Measurement. The primary goal of measurement is to track the degree to which the change effort impacts predetermined success criteria. In other words, is the change having the desired impact? While setting and measuring goals related to company performance is important, they are not sufficient for driving change. Instead, organizations need to decide on the activities and behavioral changes that will drive the desired overall change and measure those. These activities serve as the “leading indicators,” or inputs of change, with the goals (performance metrics) serving as the lagging indicators or outputs. Tools like a Change Scorecard track change activities, employee sentiment, and behavior change metrics that leaders review to gauge progress and determine where they may need to intervene and modify activities or communications.
As you read through the description above regarding the CALM method, it's tempting to convince yourself that you are already doing these things. For example, you may communicate effectively, have all-hands meetings, provide training, and track employee sentiment. These are all necessary preconditions for a change-ready organization. Still, they are insufficient in today's competitive environment, where data-driven, people-centered organizations that learn and adapt will experience a significant competitive advantage.
Leaders must start by reframing the problem and focusing more on preparing the workforce for change. This requires continuous effort, adapting with smaller course corrections, rather than rewarding people for surviving disruptive change through heroic efforts when it does arrive. Leaders must embrace change as synonymous with continuous improvement and embed it in the culture. To accomplish this, organizations must treat change management like other mature processes, ensuring it is clearly defined, disciplined, measured, and improved.
The CALM method is to knowledge worker productivity just like the Agile approach is to robust software development; both continuously improve the speed and quality of a specific output. In the case of Agile, it is a functioning software solution; with CALM, it is organizational decision-making.
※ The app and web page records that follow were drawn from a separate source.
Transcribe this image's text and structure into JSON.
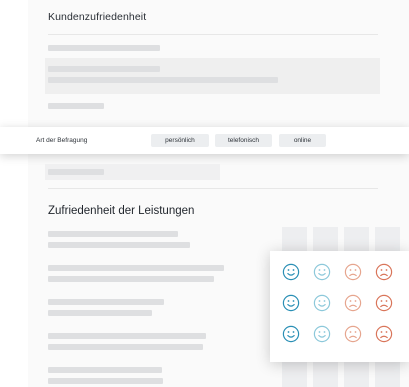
{
  "section1": {
    "title": "Kundenzufriedenheit"
  },
  "survey_type": {
    "label": "Art der Befragung",
    "options": [
      "persönlich",
      "telefonisch",
      "online"
    ]
  },
  "section2": {
    "title": "Zufriedenheit der Leistungen"
  },
  "ratings": {
    "rows": 3,
    "faces": [
      "happy",
      "happy",
      "sad",
      "sad"
    ],
    "colors": [
      "#2a8fb5",
      "#8cc8da",
      "#e6a58e",
      "#d9755a"
    ]
  }
}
The change that CALM makes possible is faster and higher quality decisions throughout the organization -- the essence of a data-driven enterprise.
Editor's note: this post, co-authored by Rick Hinton and Lisa Targonski, originally appeared on the Elder Research blog